Your assignment:
Apart from any images, the entries are to be output exactly.

Entries supplied:
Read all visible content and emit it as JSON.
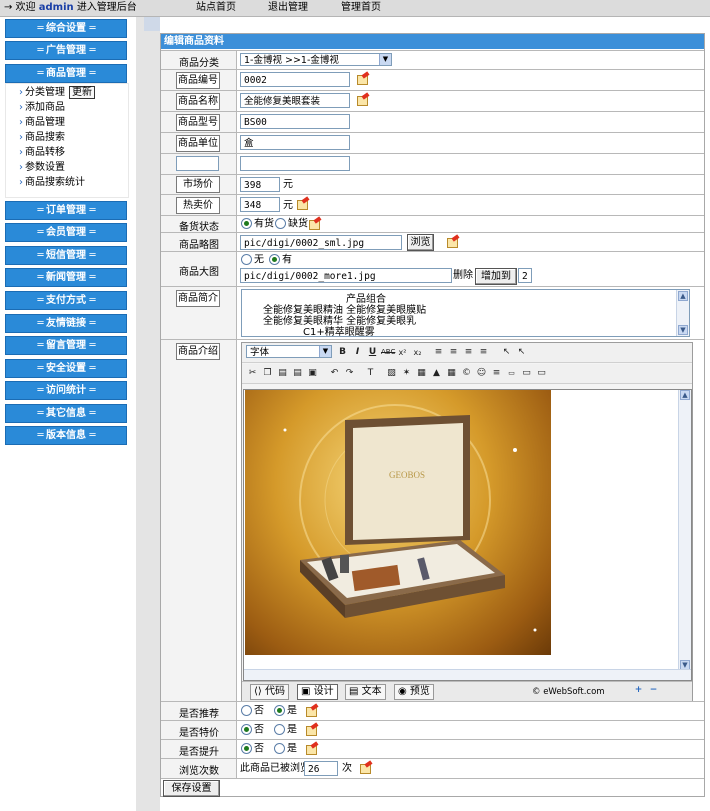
{
  "topbar": {
    "welcome_prefix": "→ 欢迎",
    "user": "admin",
    "welcome_suffix": "进入管理后台",
    "links": [
      "站点首页",
      "退出管理",
      "管理首页"
    ]
  },
  "sidebar": {
    "sections": [
      {
        "label": "综合设置",
        "key": "general"
      },
      {
        "label": "广告管理",
        "key": "ads"
      },
      {
        "label": "商品管理",
        "key": "products"
      },
      {
        "label": "订单管理",
        "key": "orders"
      },
      {
        "label": "会员管理",
        "key": "members"
      },
      {
        "label": "短信管理",
        "key": "sms"
      },
      {
        "label": "新闻管理",
        "key": "news"
      },
      {
        "label": "支付方式",
        "key": "payment"
      },
      {
        "label": "友情链接",
        "key": "links"
      },
      {
        "label": "留言管理",
        "key": "guestbook"
      },
      {
        "label": "安全设置",
        "key": "security"
      },
      {
        "label": "访问统计",
        "key": "stats"
      },
      {
        "label": "其它信息",
        "key": "other"
      },
      {
        "label": "版本信息",
        "key": "version"
      }
    ],
    "product_items": [
      {
        "label": "分类管理",
        "tag": "更新"
      },
      {
        "label": "添加商品"
      },
      {
        "label": "商品管理"
      },
      {
        "label": "商品搜索"
      },
      {
        "label": "商品转移"
      },
      {
        "label": "参数设置"
      },
      {
        "label": "商品搜索统计"
      }
    ]
  },
  "form": {
    "title": "编辑商品资料",
    "category_label": "商品分类",
    "category_value": "1-金博视 >>1-金博视",
    "code_label": "商品编号",
    "code_value": "0002",
    "name_label": "商品名称",
    "name_value": "全能修复美眼套装",
    "model_label": "商品型号",
    "model_value": "BS00",
    "unit_label": "商品单位",
    "unit_value": "盒",
    "custom_label": "",
    "custom_value": "",
    "market_price_label": "市场价",
    "market_price_value": "398",
    "price_unit": "元",
    "sale_price_label": "热卖价",
    "sale_price_value": "348",
    "stock_label": "备货状态",
    "stock_options": [
      "有货",
      "缺货"
    ],
    "stock_selected": "有货",
    "thumb_label": "商品略图",
    "thumb_value": "pic/digi/0002_sml.jpg",
    "browse_label": "浏览",
    "bigpic_label": "商品大图",
    "bigpic_options": [
      "无",
      "有"
    ],
    "bigpic_selected": "有",
    "bigpic_value": "pic/digi/0002_more1.jpg",
    "delete_label": "删除",
    "add_to_label": "增加到",
    "add_to_count": "2",
    "intro_label": "商品简介",
    "intro_lines": [
      "产品组合",
      "全能修复美眼精油   全能修复美眼膜贴",
      "全能修复美眼精华   全能修复美眼乳",
      "C1+精萃眼醒雾"
    ],
    "detail_label": "商品介绍",
    "editor": {
      "font_select": "字体",
      "brand_text": "GEOBOS",
      "modes": [
        "代码",
        "设计",
        "文本",
        "预览"
      ],
      "active_mode": "设计",
      "credit": "© eWebSoft.com"
    },
    "recommend_label": "是否推荐",
    "special_label": "是否特价",
    "promote_label": "是否提升",
    "yes_no": [
      "否",
      "是"
    ],
    "recommend_selected": "是",
    "special_selected": "否",
    "promote_selected": "否",
    "views_label": "浏览次数",
    "views_prefix": "此商品已被浏览",
    "views_value": "26",
    "views_suffix": "次",
    "save_label": "保存设置"
  }
}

Response:
Read all visible content and emit it as JSON.
{
  "topbar": {
    "welcome_prefix": "→ 欢迎",
    "user": "admin",
    "welcome_suffix": "进入管理后台",
    "links": [
      "站点首页",
      "退出管理",
      "管理首页"
    ]
  },
  "sidebar": {
    "sections": [
      {
        "label": "综合设置",
        "key": "general"
      },
      {
        "label": "广告管理",
        "key": "ads"
      },
      {
        "label": "商品管理",
        "key": "products"
      },
      {
        "label": "订单管理",
        "key": "orders"
      },
      {
        "label": "会员管理",
        "key": "members"
      },
      {
        "label": "短信管理",
        "key": "sms"
      },
      {
        "label": "新闻管理",
        "key": "news"
      },
      {
        "label": "支付方式",
        "key": "payment"
      },
      {
        "label": "友情链接",
        "key": "links"
      },
      {
        "label": "留言管理",
        "key": "guestbook"
      },
      {
        "label": "安全设置",
        "key": "security"
      },
      {
        "label": "访问统计",
        "key": "stats"
      },
      {
        "label": "其它信息",
        "key": "other"
      },
      {
        "label": "版本信息",
        "key": "version"
      }
    ],
    "product_items": [
      {
        "label": "分类管理",
        "tag": "更新"
      },
      {
        "label": "添加商品"
      },
      {
        "label": "商品管理"
      },
      {
        "label": "商品搜索"
      },
      {
        "label": "商品转移"
      },
      {
        "label": "参数设置"
      },
      {
        "label": "商品搜索统计"
      }
    ]
  },
  "form": {
    "title": "编辑商品资料",
    "category_label": "商品分类",
    "category_value": "1-金博视 >>1-金博视",
    "code_label": "商品编号",
    "code_value": "0002",
    "name_label": "商品名称",
    "name_value": "全能修复美眼套装",
    "model_label": "商品型号",
    "model_value": "BS00",
    "unit_label": "商品单位",
    "unit_value": "盒",
    "custom_label": "",
    "custom_value": "",
    "market_price_label": "市场价",
    "market_price_value": "398",
    "price_unit": "元",
    "sale_price_label": "热卖价",
    "sale_price_value": "348",
    "stock_label": "备货状态",
    "stock_options": [
      "有货",
      "缺货"
    ],
    "stock_selected": "有货",
    "thumb_label": "商品略图",
    "thumb_value": "pic/digi/0002_sml.jpg",
    "browse_label": "浏览",
    "bigpic_label": "商品大图",
    "bigpic_options": [
      "无",
      "有"
    ],
    "bigpic_selected": "有",
    "bigpic_value": "pic/digi/0002_more1.jpg",
    "delete_label": "删除",
    "add_to_label": "增加到",
    "add_to_count": "2",
    "intro_label": "商品简介",
    "intro_lines": [
      "产品组合",
      "全能修复美眼精油   全能修复美眼膜贴",
      "全能修复美眼精华   全能修复美眼乳",
      "C1+精萃眼醒雾"
    ],
    "detail_label": "商品介绍",
    "editor": {
      "font_select": "字体",
      "brand_text": "GEOBOS",
      "modes": [
        "代码",
        "设计",
        "文本",
        "预览"
      ],
      "active_mode": "设计",
      "credit": "© eWebSoft.com"
    },
    "recommend_label": "是否推荐",
    "special_label": "是否特价",
    "promote_label": "是否提升",
    "yes_no": [
      "否",
      "是"
    ],
    "recommend_selected": "是",
    "special_selected": "否",
    "promote_selected": "否",
    "views_label": "浏览次数",
    "views_prefix": "此商品已被浏览",
    "views_value": "26",
    "views_suffix": "次",
    "save_label": "保存设置"
  }
}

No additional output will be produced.